* [Problem requirements]
In the data below, find every line with the word "заказа" and copy it.

* [Material supplied]
══════

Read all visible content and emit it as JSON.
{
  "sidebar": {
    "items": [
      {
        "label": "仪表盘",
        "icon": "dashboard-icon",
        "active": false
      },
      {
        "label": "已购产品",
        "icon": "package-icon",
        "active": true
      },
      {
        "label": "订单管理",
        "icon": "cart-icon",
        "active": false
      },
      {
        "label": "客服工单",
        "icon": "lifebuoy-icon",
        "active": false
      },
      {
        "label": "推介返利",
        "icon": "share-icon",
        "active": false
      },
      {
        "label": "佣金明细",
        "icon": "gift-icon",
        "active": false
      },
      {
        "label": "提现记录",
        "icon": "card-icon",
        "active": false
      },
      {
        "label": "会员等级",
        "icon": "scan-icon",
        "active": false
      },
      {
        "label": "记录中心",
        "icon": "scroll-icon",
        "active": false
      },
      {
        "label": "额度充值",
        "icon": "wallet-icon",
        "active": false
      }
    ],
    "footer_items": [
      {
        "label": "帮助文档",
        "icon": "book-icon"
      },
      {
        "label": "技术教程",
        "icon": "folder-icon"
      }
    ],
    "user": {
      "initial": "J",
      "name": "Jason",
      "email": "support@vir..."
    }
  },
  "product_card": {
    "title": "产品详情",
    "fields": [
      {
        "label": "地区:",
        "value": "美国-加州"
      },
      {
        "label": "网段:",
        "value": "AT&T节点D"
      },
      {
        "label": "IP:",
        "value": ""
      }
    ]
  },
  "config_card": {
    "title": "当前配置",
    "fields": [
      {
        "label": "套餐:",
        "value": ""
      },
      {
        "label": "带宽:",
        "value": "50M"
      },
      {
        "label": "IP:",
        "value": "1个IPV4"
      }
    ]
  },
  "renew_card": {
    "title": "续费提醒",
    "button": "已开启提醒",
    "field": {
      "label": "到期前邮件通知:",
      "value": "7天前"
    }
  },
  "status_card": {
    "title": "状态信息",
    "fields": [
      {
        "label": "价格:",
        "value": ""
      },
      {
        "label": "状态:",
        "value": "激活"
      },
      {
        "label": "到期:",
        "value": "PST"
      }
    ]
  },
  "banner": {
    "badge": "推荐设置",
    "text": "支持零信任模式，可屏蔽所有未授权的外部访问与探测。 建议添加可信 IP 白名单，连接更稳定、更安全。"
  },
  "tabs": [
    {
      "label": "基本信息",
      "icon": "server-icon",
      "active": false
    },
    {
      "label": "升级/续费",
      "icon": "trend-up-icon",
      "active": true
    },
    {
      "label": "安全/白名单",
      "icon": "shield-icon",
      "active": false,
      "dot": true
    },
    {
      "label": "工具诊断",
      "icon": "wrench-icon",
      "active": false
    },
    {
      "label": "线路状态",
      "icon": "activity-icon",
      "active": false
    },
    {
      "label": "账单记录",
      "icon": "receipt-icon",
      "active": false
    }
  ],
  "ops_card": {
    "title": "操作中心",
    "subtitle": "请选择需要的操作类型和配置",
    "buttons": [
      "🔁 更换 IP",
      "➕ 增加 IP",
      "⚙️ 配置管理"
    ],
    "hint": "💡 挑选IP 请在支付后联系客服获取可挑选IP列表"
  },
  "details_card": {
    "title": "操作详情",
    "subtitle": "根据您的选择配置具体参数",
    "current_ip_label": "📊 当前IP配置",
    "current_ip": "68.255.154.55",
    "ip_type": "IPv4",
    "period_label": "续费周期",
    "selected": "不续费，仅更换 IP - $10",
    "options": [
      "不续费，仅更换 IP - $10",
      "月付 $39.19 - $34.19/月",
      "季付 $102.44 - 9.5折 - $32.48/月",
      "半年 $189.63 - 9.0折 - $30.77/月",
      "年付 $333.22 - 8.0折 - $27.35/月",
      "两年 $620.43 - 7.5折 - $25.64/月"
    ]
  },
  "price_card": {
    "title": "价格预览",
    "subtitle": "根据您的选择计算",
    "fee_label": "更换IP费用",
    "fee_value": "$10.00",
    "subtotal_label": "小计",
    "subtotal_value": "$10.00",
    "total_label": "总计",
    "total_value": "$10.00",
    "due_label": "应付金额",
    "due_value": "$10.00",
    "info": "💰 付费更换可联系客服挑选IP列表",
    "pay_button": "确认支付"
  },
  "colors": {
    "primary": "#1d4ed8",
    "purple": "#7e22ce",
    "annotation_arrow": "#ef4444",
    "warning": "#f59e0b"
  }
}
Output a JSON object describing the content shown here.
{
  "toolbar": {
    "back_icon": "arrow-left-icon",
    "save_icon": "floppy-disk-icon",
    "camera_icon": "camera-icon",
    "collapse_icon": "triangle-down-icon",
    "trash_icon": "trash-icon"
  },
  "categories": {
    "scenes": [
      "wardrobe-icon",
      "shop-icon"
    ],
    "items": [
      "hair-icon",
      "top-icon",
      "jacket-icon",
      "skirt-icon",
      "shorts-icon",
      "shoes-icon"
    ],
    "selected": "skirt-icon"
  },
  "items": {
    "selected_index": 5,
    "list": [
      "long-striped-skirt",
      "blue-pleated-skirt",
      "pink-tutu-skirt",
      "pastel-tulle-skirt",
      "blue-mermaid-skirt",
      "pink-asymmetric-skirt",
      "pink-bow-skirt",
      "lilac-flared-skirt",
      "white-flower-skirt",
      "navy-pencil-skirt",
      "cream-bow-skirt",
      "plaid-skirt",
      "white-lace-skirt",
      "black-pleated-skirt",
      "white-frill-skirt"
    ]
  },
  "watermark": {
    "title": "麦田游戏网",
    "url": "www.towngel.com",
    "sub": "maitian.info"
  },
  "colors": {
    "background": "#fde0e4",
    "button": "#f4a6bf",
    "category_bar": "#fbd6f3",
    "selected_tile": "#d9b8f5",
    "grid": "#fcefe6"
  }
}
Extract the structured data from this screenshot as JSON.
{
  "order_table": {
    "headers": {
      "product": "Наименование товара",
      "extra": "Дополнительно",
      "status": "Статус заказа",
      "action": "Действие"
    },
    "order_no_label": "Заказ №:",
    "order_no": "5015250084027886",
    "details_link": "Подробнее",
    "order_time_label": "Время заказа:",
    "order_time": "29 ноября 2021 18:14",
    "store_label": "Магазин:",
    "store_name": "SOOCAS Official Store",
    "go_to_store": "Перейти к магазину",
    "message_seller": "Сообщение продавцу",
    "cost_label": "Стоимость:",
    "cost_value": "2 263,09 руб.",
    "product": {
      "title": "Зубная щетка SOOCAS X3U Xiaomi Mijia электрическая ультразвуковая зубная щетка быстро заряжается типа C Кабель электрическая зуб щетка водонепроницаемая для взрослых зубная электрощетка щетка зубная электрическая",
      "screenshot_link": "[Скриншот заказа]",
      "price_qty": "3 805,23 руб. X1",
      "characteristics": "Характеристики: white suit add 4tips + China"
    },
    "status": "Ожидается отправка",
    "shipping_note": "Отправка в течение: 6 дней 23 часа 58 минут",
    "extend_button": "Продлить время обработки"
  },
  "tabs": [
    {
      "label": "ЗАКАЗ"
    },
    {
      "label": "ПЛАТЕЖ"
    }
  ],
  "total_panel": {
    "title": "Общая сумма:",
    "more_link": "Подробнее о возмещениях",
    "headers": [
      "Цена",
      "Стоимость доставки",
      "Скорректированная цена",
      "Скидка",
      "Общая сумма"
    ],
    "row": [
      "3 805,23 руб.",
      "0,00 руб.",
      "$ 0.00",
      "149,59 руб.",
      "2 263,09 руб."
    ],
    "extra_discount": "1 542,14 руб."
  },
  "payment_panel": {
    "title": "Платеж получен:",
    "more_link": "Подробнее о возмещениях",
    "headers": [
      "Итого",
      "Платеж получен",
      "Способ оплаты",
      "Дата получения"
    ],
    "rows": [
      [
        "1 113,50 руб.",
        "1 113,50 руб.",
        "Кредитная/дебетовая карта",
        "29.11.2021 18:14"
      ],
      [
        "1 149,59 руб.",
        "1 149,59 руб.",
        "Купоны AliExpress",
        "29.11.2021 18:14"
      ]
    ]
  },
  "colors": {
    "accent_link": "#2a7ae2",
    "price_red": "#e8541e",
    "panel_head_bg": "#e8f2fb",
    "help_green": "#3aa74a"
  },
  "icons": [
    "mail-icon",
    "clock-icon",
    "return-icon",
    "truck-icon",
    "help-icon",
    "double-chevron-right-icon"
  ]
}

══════

* [Output of the exercise]
      "status": "Статус заказа",
    "order_time_label": "Время заказа:",
      "screenshot_link": "[Скриншот заказа]",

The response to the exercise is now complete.